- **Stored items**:
————————
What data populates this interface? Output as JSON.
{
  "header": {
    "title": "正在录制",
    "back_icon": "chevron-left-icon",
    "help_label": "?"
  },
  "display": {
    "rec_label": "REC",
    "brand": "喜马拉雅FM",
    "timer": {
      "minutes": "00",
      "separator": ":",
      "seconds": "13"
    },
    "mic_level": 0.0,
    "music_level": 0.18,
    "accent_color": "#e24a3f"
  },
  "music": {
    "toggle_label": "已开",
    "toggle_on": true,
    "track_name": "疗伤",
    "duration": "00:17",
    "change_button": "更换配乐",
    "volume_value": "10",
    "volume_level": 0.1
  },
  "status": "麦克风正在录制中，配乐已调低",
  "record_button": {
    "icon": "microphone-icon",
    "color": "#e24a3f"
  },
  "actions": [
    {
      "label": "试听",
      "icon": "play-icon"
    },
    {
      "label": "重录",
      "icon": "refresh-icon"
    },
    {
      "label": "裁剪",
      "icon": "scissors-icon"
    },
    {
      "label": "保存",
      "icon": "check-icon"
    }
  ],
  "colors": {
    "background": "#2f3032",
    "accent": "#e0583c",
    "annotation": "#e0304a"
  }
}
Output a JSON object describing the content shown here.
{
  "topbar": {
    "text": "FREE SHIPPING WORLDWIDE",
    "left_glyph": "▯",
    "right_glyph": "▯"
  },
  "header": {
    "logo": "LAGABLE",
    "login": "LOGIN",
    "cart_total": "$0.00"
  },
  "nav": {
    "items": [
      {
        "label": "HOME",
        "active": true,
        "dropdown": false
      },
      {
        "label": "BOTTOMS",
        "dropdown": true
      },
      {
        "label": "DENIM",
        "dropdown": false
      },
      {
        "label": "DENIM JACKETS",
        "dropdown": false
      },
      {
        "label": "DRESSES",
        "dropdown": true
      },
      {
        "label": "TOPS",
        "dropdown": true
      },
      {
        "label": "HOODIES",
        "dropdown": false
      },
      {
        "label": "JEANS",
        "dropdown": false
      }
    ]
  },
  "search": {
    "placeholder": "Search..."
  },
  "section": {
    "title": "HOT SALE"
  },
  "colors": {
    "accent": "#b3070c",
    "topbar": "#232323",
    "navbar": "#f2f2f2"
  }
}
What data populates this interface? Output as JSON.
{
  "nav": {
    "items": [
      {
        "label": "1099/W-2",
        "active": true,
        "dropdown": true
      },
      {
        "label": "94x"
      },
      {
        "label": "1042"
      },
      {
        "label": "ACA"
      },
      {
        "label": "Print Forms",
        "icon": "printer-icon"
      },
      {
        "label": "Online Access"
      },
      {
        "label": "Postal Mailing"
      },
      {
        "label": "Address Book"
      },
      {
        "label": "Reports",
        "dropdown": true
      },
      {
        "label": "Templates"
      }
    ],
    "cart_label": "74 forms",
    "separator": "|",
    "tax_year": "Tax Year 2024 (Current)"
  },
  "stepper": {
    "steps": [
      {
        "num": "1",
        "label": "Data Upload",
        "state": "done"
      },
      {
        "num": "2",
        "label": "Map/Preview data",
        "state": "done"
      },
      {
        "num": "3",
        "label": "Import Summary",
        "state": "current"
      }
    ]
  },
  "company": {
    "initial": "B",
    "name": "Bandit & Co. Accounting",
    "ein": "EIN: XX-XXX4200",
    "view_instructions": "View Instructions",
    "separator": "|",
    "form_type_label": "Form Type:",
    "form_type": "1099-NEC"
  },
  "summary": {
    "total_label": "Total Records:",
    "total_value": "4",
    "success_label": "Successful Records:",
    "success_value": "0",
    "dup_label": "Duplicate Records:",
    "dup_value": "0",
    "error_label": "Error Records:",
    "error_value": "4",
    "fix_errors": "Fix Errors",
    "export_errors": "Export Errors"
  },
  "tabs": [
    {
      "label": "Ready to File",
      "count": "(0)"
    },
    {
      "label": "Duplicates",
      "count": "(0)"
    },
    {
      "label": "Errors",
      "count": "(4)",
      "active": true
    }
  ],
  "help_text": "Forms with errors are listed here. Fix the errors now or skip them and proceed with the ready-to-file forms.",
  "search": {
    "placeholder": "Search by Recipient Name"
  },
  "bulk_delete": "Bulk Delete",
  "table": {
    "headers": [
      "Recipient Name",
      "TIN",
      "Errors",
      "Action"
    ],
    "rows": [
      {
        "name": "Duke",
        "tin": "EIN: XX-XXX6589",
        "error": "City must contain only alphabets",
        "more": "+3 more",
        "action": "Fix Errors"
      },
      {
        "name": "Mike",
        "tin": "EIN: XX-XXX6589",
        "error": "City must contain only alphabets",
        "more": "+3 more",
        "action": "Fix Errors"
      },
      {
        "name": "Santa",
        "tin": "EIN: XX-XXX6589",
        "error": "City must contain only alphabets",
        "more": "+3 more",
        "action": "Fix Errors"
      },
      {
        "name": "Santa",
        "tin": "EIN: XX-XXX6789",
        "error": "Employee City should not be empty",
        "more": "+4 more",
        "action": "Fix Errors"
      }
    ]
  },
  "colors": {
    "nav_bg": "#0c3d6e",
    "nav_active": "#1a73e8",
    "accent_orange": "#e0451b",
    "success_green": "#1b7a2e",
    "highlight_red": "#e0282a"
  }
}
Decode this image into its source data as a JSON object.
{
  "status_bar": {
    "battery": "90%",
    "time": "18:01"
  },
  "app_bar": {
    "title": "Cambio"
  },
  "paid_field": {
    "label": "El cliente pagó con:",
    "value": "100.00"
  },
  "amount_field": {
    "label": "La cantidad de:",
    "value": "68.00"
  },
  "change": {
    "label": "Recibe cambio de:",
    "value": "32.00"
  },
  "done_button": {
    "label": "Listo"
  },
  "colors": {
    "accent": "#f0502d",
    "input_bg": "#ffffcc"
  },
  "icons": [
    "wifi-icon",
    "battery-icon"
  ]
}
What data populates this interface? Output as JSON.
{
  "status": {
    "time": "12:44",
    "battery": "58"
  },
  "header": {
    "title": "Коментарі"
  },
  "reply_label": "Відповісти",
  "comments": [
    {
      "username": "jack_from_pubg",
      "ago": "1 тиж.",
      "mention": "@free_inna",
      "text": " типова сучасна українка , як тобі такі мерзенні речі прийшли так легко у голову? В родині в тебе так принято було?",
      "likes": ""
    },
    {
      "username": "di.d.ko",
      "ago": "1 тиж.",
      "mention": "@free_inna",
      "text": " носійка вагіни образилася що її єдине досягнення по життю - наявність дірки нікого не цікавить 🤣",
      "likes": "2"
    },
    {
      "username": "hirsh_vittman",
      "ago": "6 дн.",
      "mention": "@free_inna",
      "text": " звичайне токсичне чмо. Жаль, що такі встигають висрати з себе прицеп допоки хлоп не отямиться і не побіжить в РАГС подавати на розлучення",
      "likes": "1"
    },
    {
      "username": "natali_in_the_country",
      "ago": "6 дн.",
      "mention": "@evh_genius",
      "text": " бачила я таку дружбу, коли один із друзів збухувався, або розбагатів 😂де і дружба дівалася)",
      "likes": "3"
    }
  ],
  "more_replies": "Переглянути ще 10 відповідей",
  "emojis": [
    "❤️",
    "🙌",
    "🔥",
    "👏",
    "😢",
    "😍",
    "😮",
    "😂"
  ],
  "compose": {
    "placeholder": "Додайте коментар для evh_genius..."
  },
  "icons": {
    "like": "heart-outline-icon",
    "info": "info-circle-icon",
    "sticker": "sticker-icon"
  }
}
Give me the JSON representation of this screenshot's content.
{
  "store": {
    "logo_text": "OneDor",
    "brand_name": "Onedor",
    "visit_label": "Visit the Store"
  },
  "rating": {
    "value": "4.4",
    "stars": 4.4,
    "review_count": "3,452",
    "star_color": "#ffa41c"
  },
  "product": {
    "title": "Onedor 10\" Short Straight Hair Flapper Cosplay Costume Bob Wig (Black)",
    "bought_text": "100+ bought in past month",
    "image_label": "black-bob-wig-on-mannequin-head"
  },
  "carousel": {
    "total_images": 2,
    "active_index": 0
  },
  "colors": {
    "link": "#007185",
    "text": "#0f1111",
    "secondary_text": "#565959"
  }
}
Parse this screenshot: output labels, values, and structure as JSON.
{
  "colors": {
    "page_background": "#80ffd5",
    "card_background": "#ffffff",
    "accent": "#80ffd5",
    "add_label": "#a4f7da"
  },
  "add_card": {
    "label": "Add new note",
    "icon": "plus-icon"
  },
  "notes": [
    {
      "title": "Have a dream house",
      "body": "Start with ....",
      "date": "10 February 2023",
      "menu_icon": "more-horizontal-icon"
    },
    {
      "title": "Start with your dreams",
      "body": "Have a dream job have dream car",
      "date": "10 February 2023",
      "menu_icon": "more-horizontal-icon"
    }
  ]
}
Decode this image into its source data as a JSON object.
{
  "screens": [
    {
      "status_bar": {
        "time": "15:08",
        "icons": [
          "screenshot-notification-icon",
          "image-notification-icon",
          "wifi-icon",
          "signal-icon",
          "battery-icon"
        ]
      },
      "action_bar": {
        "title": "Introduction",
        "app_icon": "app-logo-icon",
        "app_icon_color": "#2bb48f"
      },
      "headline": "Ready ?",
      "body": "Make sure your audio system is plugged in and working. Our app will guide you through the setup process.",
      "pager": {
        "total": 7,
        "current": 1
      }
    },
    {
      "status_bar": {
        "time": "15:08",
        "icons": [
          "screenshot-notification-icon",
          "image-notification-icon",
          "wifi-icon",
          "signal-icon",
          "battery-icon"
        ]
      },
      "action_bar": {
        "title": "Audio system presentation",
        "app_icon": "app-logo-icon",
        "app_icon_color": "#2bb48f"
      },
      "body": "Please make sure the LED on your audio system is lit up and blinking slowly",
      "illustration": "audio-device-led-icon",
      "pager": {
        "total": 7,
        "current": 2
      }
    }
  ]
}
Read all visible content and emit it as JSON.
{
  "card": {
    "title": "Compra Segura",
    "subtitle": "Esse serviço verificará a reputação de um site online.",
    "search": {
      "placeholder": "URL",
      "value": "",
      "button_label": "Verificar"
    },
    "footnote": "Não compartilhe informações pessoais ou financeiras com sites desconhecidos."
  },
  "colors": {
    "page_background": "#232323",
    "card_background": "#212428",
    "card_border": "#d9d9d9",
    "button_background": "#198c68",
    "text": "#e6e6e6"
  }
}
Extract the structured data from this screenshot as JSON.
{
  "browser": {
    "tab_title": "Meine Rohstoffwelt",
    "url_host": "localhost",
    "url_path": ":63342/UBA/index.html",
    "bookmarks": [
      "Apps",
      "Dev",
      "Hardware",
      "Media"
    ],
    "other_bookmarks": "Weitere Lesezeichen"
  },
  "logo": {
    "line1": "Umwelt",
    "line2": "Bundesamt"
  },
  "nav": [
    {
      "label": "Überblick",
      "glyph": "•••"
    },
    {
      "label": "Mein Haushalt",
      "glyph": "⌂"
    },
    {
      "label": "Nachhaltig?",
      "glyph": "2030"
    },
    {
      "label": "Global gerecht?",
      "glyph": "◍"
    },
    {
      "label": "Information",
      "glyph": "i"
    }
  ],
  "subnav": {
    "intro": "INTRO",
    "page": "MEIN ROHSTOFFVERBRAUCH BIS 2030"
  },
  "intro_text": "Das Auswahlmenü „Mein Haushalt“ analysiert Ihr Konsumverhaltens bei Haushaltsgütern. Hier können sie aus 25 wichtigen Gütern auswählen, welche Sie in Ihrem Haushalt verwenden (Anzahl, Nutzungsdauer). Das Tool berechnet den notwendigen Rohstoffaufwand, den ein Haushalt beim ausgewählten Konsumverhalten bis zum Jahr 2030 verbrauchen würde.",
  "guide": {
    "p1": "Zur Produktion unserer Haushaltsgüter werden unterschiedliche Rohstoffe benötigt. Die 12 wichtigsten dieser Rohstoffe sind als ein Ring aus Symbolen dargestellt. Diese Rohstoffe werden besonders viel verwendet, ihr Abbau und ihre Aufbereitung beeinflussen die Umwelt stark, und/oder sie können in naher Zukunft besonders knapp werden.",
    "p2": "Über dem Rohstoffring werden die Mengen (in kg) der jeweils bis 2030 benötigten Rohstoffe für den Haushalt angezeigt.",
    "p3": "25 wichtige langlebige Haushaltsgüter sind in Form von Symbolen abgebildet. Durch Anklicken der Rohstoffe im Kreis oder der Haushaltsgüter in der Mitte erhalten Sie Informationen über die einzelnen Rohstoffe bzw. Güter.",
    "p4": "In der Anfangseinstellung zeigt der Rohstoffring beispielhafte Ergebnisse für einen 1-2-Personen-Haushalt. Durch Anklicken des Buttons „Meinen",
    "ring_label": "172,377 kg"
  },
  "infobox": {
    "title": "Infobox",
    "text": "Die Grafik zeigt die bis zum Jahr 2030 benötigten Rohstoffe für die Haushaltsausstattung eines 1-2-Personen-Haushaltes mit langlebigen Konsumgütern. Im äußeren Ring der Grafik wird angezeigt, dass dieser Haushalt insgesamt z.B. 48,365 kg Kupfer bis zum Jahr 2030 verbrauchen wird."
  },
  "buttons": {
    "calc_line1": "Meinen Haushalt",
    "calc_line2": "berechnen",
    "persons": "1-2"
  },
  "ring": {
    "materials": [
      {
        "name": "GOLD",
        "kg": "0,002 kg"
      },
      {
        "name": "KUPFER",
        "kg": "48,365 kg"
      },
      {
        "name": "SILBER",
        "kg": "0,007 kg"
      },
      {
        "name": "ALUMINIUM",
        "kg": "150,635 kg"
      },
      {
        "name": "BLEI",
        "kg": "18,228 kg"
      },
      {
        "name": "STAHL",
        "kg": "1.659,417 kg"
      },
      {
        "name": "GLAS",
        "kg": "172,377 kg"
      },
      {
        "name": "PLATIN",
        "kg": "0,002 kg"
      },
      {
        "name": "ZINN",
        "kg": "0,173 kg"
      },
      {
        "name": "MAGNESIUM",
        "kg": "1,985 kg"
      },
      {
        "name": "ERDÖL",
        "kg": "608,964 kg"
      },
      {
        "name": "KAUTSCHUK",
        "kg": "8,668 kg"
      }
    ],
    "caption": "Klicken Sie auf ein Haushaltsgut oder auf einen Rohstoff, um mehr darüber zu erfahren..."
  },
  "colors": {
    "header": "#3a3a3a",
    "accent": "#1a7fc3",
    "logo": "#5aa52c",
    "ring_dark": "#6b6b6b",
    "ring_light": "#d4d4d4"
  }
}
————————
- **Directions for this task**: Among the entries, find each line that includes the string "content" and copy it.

- **Result**:
Output a JSON object describing the content shown here.
Give me the JSON representation of this screenshot's content.
Read all visible content and emit it as JSON.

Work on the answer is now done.